* **Exercise aim**
Each line below that includes the word "writing" is to be reported.

* **Information given**
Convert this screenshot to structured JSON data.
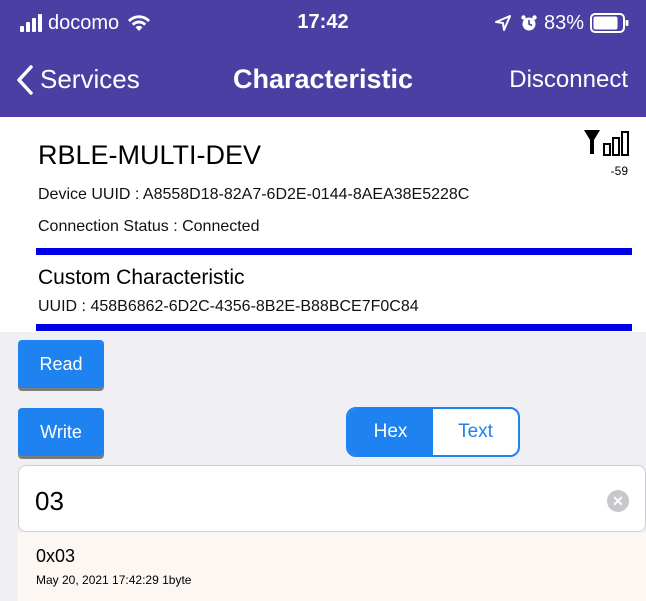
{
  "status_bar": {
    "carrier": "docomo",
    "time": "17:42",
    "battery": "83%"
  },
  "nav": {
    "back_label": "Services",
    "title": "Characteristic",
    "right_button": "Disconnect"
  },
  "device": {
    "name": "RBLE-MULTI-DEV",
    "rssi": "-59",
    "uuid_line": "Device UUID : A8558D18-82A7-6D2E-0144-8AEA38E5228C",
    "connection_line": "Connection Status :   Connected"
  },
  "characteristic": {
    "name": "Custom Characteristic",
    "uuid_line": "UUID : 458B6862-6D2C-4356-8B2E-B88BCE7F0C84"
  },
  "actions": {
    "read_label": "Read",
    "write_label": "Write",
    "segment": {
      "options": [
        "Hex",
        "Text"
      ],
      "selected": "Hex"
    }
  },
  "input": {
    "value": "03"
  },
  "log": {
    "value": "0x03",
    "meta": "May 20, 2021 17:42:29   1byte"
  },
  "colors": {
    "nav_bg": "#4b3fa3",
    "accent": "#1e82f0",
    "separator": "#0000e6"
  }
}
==
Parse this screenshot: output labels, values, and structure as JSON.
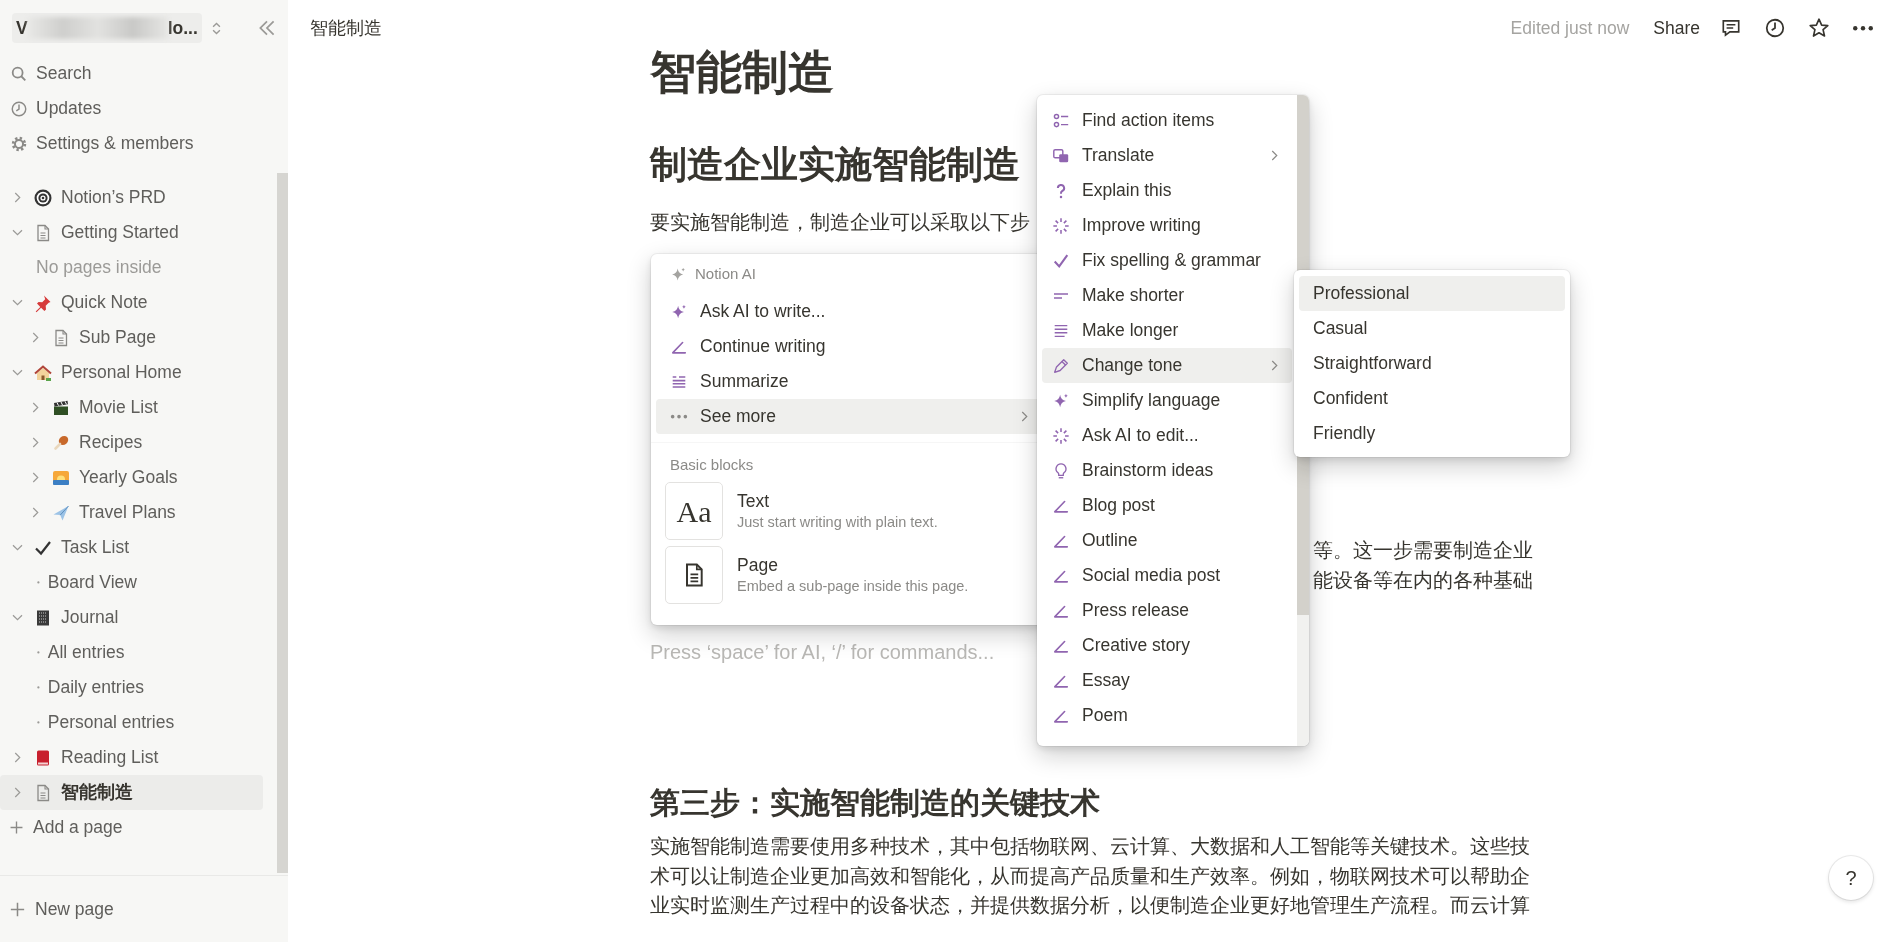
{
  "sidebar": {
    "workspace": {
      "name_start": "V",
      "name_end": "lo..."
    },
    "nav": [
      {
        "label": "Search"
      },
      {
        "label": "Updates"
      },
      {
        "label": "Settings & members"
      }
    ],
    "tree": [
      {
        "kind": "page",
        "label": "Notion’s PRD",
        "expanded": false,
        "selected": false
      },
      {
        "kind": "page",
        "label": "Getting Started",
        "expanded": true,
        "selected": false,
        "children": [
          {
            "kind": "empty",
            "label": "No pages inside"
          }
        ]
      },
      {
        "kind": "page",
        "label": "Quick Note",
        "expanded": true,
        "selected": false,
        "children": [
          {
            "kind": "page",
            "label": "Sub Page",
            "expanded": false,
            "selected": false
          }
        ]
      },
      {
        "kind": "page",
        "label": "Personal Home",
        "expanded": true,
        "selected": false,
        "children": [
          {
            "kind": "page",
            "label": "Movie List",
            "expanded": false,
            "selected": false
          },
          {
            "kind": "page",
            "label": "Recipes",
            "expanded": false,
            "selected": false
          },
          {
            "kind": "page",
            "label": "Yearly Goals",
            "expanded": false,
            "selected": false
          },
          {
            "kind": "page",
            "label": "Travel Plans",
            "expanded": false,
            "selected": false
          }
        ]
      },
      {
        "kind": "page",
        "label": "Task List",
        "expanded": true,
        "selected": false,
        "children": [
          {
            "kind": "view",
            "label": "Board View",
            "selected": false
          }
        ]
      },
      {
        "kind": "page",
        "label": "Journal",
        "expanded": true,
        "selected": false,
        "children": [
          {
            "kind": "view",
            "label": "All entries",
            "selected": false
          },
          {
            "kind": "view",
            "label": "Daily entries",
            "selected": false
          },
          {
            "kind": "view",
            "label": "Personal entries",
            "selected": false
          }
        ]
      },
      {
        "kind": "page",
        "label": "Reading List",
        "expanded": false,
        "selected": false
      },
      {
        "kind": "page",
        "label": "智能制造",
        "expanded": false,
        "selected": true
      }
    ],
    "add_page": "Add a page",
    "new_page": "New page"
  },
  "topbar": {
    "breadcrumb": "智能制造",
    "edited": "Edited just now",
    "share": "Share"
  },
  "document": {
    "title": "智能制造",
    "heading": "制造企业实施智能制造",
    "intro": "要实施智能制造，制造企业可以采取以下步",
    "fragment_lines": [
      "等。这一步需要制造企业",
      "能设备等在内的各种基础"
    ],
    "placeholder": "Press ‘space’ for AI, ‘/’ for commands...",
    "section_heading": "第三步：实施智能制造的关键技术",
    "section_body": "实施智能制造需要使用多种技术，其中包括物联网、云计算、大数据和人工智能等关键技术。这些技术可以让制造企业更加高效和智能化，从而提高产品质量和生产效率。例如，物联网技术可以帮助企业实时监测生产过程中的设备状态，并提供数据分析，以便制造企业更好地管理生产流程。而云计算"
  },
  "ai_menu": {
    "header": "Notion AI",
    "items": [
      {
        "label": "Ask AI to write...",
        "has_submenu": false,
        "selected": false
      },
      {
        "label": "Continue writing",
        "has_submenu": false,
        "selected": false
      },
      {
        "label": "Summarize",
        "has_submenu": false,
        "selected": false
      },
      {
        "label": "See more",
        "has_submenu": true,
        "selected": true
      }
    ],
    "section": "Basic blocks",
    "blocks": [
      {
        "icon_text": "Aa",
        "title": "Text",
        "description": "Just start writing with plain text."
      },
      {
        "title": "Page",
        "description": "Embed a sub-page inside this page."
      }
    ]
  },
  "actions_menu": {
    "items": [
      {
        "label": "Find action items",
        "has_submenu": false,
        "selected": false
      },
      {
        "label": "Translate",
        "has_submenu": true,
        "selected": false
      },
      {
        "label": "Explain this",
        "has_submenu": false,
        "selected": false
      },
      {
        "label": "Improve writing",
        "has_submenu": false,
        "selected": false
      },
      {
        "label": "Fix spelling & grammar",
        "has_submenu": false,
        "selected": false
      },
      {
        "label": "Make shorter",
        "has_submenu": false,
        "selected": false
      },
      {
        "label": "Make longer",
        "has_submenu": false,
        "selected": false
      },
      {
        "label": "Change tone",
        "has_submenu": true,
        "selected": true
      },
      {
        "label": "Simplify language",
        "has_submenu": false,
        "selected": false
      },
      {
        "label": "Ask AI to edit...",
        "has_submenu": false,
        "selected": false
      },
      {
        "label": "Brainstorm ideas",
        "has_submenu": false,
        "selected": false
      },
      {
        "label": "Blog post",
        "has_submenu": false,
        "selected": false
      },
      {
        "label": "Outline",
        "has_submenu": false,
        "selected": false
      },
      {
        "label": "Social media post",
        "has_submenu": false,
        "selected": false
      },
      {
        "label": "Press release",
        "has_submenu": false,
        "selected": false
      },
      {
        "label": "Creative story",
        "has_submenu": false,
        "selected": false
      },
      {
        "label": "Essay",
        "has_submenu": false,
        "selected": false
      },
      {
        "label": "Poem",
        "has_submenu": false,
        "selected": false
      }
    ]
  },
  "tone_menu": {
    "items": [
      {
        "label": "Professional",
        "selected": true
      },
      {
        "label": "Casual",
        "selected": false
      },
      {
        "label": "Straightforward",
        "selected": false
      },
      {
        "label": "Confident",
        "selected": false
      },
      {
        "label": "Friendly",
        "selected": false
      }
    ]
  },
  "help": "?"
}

* **Problem solution**
        "label": "Continue writing",
        "description": "Just start writing with plain text."
        "label": "Improve writing",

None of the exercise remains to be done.